[Stored items from a collection]
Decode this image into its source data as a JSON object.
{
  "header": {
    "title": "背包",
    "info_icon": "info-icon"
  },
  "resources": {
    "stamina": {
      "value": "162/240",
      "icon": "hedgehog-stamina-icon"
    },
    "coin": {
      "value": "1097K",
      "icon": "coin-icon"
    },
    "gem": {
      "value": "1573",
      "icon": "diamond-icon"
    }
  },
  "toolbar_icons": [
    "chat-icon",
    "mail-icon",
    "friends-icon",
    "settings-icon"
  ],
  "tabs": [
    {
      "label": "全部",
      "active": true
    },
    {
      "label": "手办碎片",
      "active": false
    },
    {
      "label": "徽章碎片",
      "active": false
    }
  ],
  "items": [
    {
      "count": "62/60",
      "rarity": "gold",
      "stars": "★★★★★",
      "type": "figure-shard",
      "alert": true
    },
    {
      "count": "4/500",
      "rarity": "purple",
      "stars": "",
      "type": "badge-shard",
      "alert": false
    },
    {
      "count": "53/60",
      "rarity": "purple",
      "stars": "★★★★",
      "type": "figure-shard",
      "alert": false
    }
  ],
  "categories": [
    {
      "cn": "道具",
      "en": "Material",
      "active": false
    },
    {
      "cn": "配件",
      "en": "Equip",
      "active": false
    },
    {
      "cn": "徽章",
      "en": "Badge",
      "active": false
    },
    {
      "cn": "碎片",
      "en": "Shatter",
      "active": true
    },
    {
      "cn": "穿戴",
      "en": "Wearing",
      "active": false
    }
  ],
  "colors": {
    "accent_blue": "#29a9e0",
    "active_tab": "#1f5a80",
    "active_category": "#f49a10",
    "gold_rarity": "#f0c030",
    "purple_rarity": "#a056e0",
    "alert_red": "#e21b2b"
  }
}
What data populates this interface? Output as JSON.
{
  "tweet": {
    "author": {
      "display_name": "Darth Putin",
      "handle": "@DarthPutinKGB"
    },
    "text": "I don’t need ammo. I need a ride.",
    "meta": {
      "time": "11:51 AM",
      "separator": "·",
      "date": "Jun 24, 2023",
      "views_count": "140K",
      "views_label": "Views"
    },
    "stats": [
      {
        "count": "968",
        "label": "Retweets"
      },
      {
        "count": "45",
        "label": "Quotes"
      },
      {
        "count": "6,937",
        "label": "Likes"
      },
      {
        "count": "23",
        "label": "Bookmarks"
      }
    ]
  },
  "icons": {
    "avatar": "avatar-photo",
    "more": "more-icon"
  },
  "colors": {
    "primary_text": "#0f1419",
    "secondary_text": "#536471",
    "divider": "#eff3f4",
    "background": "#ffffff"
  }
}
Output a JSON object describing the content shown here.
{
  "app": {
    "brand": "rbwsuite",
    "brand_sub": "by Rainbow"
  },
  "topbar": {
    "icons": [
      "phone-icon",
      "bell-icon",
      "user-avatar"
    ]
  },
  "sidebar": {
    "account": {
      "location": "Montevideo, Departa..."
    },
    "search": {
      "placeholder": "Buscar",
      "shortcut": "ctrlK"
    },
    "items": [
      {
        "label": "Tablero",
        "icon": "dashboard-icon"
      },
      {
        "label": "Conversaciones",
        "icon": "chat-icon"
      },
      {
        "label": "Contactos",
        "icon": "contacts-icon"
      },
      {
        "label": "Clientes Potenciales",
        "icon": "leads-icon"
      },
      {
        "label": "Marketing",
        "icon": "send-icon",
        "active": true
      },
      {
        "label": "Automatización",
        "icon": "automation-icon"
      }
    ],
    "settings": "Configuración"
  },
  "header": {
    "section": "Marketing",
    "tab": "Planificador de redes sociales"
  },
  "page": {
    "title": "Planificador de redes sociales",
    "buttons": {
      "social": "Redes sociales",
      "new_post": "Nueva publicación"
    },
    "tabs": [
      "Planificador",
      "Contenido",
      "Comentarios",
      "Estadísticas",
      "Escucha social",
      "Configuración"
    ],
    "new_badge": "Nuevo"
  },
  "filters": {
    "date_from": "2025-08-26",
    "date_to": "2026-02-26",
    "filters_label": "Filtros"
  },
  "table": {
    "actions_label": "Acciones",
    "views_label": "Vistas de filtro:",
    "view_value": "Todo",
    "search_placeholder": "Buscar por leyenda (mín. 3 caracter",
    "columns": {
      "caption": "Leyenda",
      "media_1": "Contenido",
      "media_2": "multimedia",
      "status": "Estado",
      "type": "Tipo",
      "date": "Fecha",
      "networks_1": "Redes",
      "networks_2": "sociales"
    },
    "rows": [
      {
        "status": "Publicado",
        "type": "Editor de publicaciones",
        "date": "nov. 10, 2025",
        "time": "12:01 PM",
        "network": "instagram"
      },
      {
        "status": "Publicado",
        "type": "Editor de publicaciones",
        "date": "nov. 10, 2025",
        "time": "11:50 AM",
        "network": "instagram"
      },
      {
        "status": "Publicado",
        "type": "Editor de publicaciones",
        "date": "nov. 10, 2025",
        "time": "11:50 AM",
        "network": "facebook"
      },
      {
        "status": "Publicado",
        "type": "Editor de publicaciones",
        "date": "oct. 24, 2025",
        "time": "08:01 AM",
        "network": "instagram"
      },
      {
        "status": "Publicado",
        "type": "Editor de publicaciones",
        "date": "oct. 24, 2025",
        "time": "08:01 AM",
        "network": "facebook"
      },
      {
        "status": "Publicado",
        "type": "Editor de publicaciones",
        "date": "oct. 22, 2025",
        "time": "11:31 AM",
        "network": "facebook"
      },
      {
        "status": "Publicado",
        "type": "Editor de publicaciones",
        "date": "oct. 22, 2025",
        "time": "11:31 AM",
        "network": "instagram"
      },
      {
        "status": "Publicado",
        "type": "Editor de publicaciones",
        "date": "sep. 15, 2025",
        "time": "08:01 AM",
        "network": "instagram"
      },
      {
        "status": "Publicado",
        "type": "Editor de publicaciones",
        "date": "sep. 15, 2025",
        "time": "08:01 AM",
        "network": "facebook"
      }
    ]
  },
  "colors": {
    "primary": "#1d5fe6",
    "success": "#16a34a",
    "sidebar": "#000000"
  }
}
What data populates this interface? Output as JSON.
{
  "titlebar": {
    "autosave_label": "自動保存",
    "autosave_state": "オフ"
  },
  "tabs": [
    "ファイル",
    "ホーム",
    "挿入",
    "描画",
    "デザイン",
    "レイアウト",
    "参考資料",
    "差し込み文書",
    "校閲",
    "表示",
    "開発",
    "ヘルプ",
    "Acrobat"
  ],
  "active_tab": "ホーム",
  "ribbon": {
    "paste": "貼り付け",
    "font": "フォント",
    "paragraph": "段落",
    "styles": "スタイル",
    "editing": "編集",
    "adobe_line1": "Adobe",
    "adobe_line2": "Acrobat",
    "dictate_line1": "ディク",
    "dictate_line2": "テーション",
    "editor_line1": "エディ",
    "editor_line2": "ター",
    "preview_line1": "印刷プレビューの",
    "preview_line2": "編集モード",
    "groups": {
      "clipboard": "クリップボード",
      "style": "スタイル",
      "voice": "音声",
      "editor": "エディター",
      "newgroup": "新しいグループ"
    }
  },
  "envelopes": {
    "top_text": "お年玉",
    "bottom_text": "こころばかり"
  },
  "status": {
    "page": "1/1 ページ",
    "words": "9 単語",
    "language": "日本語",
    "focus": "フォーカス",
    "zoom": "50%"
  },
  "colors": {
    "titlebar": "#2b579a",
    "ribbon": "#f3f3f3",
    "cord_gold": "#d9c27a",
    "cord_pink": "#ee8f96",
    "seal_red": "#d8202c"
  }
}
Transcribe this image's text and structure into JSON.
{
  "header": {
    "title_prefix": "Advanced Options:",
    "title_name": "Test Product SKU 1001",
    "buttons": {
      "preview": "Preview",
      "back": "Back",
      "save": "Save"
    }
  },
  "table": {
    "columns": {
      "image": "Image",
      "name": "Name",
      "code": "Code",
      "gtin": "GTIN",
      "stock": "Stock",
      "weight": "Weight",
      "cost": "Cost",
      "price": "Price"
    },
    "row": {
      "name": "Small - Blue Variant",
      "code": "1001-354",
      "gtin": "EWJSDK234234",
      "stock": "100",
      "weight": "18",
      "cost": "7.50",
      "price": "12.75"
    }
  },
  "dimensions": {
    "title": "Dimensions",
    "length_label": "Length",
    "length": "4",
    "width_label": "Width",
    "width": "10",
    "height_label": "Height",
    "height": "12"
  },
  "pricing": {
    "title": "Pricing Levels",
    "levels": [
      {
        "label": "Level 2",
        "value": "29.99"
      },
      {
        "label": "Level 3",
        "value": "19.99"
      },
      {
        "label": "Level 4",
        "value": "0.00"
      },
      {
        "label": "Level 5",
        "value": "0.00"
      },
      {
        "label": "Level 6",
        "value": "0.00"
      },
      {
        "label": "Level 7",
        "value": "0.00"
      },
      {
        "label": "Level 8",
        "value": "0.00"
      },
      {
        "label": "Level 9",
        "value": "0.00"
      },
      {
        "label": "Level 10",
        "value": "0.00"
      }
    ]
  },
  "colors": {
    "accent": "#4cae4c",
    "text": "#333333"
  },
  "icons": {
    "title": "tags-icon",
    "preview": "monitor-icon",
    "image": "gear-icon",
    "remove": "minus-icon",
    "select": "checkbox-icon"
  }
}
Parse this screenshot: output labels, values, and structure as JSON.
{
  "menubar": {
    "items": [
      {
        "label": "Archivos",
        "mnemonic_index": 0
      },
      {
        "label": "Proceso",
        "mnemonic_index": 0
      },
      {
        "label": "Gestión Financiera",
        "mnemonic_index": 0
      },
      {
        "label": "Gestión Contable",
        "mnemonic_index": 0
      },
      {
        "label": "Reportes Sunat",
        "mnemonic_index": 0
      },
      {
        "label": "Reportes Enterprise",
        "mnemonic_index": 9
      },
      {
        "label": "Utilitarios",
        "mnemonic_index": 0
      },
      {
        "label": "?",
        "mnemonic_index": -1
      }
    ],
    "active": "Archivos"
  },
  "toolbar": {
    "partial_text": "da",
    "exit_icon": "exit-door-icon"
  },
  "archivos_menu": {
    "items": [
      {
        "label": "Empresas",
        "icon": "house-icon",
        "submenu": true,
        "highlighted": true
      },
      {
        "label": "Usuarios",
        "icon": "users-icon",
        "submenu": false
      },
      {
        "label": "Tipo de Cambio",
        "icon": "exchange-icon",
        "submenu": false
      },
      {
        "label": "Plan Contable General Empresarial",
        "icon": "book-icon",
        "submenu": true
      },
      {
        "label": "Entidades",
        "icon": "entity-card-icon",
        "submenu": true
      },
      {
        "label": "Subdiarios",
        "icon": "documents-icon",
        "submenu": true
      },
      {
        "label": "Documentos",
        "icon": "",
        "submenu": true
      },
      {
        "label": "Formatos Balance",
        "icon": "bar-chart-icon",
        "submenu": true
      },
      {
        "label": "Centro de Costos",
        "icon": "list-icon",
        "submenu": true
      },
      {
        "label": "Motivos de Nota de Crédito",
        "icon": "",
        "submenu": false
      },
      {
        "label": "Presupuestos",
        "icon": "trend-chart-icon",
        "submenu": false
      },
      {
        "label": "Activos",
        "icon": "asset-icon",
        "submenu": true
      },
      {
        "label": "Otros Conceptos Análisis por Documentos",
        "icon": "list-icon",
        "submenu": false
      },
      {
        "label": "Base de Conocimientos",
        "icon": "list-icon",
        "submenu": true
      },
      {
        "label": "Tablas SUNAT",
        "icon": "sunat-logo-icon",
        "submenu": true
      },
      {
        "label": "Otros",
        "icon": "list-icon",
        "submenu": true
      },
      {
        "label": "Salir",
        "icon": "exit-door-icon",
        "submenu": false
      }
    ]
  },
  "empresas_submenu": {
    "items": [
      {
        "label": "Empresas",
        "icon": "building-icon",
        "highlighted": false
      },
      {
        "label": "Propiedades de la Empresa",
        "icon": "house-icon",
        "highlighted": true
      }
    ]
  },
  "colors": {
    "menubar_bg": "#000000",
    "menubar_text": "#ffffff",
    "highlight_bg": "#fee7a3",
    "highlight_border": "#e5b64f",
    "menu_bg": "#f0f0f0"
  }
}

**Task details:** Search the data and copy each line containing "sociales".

**Answer to this exercise:**
    "tab": "Planificador de redes sociales"
    "title": "Planificador de redes sociales",
      "social": "Redes sociales",
      "networks_2": "sociales"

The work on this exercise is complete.